◆ Exercise objective:
Your task is to copy every line below that contains the word "Control".

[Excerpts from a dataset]

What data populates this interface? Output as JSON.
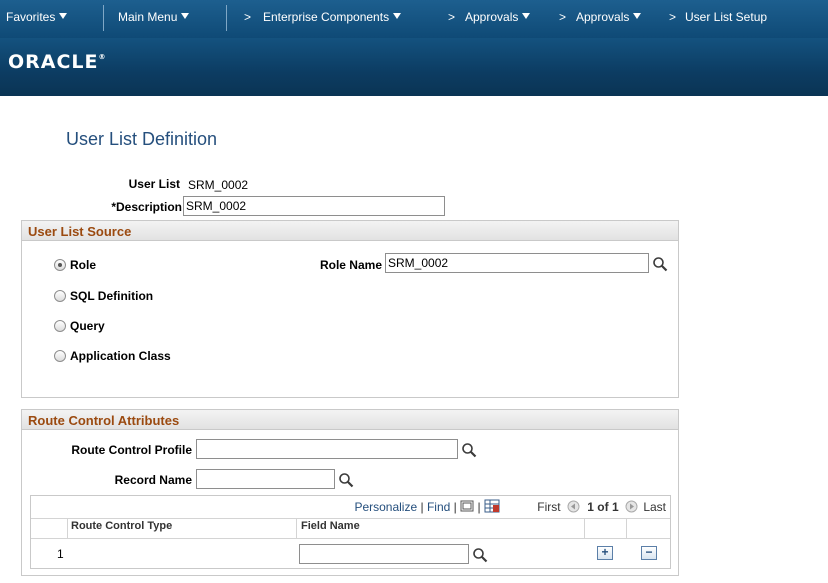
{
  "nav": {
    "favorites": "Favorites",
    "main_menu": "Main Menu",
    "crumbs": [
      "Enterprise Components",
      "Approvals",
      "Approvals",
      "User List Setup"
    ]
  },
  "brand": {
    "logo": "ORACLE"
  },
  "page": {
    "title": "User List Definition"
  },
  "user_list": {
    "label": "User List",
    "value": "SRM_0002"
  },
  "description": {
    "label": "*Description",
    "value": "SRM_0002"
  },
  "source": {
    "header": "User List Source",
    "options": [
      {
        "label": "Role",
        "selected": true
      },
      {
        "label": "SQL Definition",
        "selected": false
      },
      {
        "label": "Query",
        "selected": false
      },
      {
        "label": "Application Class",
        "selected": false
      }
    ],
    "role_name": {
      "label": "Role Name",
      "value": "SRM_0002"
    }
  },
  "route": {
    "header": "Route Control Attributes",
    "profile": {
      "label": "Route Control Profile",
      "value": ""
    },
    "record": {
      "label": "Record Name",
      "value": ""
    }
  },
  "grid": {
    "personalize": "Personalize",
    "find": "Find",
    "first": "First",
    "range": "1 of 1",
    "last": "Last",
    "col_type": "Route Control Type",
    "col_field": "Field Name",
    "rows": [
      {
        "num": "1",
        "type": "",
        "field": ""
      }
    ]
  },
  "colors": {
    "nav_bg": "#1d5f8f",
    "title": "#254f7d",
    "section_header": "#9b4a10"
  }
}
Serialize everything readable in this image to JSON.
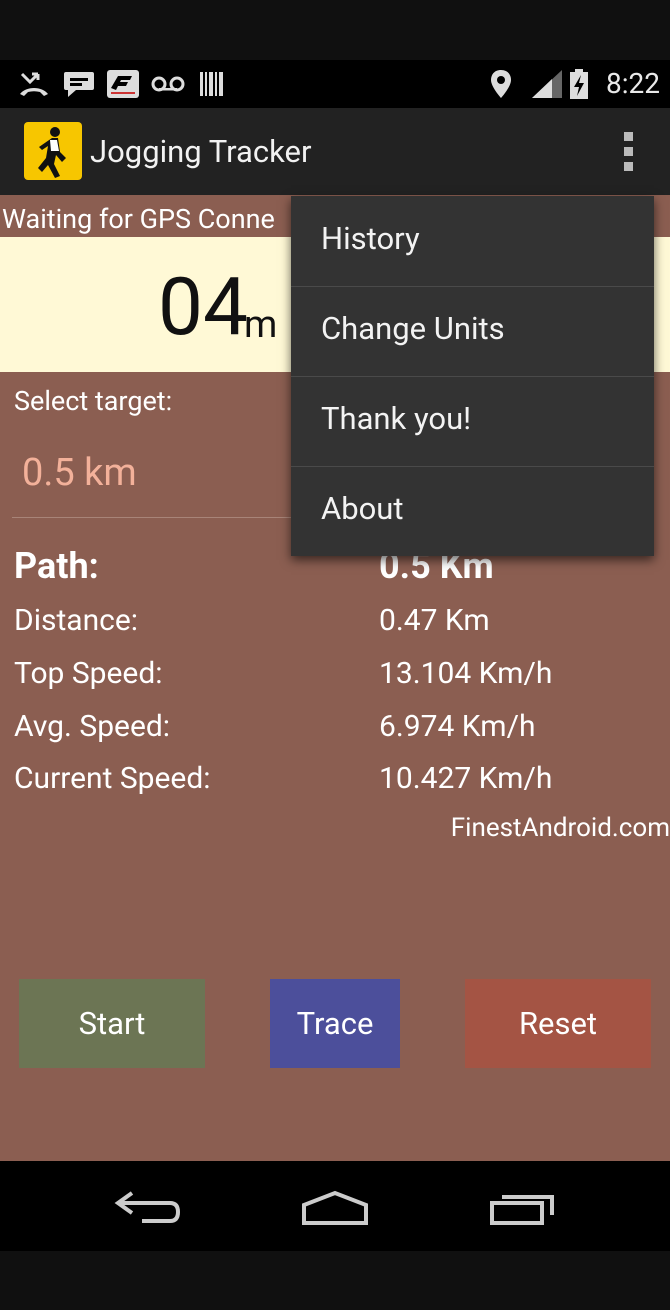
{
  "status_bar": {
    "time": "8:22",
    "icons": [
      "missed-call-icon",
      "chat-icon",
      "f1-app-icon",
      "voicemail-icon",
      "barcode-icon",
      "location-icon",
      "signal-icon",
      "battery-charging-icon"
    ]
  },
  "action_bar": {
    "title": "Jogging Tracker",
    "app_icon": "jogger-icon",
    "overflow_icon": "overflow-menu-icon"
  },
  "main": {
    "gps_status": "Waiting for GPS Conne",
    "timer": {
      "minutes": "04",
      "unit": "m"
    },
    "select_target_label": "Select target:",
    "target_value": "0.5 km",
    "stats": {
      "path_label": "Path:",
      "path_value": "0.5 Km",
      "distance_label": "Distance:",
      "distance_value": "0.47 Km",
      "top_speed_label": "Top Speed:",
      "top_speed_value": "13.104 Km/h",
      "avg_speed_label": "Avg. Speed:",
      "avg_speed_value": "6.974 Km/h",
      "current_speed_label": "Current Speed:",
      "current_speed_value": "10.427 Km/h"
    },
    "credit": "FinestAndroid.com",
    "buttons": {
      "start": "Start",
      "trace": "Trace",
      "reset": "Reset"
    }
  },
  "menu": {
    "items": [
      {
        "label": "History"
      },
      {
        "label": "Change Units"
      },
      {
        "label": "Thank you!"
      },
      {
        "label": "About"
      }
    ]
  },
  "nav_bar": {
    "icons": [
      "back-icon",
      "home-icon",
      "recents-icon"
    ]
  },
  "colors": {
    "content_bg": "#8b5e51",
    "timer_bg": "#fff9d6",
    "start": "#6c7554",
    "trace": "#4c4f9b",
    "reset": "#a45444",
    "target_text": "#f3b19a"
  }
}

◆ Written response:
    "header": "Route Control Attributes",
      "label": "Route Control Profile",
    "col_type": "Route Control Type",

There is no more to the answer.